Website and app data records:
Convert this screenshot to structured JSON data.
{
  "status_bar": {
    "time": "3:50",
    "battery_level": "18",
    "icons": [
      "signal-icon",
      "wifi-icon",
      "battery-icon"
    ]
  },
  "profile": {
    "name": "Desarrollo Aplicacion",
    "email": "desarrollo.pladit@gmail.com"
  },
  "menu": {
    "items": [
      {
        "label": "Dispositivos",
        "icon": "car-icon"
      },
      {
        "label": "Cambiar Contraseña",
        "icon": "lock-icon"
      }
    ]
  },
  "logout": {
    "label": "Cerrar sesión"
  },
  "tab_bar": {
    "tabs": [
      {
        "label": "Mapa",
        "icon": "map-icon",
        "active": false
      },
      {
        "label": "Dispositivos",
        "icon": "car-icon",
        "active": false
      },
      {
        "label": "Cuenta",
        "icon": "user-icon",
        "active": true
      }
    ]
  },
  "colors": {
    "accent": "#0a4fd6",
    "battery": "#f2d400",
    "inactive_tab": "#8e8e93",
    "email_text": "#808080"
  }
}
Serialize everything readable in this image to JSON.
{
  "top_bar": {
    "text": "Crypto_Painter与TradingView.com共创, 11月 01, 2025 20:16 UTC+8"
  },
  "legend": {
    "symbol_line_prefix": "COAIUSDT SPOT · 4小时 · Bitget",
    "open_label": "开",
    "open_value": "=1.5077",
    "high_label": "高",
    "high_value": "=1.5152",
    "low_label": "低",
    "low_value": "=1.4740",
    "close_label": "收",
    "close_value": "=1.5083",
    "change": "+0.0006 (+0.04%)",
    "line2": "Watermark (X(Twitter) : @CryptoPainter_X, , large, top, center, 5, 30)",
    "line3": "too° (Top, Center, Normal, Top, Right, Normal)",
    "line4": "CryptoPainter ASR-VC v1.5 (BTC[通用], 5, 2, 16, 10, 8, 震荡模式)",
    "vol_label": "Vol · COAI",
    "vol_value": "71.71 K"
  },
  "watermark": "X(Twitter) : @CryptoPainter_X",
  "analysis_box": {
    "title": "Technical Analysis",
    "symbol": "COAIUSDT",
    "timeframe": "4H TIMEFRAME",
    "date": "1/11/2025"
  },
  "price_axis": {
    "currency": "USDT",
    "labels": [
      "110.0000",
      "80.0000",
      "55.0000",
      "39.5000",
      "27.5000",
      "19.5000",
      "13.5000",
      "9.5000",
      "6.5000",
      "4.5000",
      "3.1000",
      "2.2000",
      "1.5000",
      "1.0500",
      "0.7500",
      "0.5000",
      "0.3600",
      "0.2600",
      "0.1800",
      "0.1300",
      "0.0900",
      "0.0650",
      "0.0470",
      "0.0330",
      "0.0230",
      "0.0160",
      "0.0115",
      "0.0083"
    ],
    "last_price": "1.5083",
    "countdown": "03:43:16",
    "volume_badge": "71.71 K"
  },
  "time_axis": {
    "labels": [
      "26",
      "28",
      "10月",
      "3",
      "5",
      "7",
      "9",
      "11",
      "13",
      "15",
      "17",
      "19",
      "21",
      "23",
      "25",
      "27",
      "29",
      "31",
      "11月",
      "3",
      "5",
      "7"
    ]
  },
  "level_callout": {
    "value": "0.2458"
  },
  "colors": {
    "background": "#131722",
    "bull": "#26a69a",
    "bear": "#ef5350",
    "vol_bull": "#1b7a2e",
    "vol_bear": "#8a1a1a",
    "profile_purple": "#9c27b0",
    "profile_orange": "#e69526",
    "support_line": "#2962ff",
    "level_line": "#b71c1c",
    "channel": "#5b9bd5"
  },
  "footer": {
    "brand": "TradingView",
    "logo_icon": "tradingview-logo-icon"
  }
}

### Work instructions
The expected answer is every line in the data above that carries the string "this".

### Result below
Convert this screenshot to structured JSON data.
Serialize everything readable in this image to JSON.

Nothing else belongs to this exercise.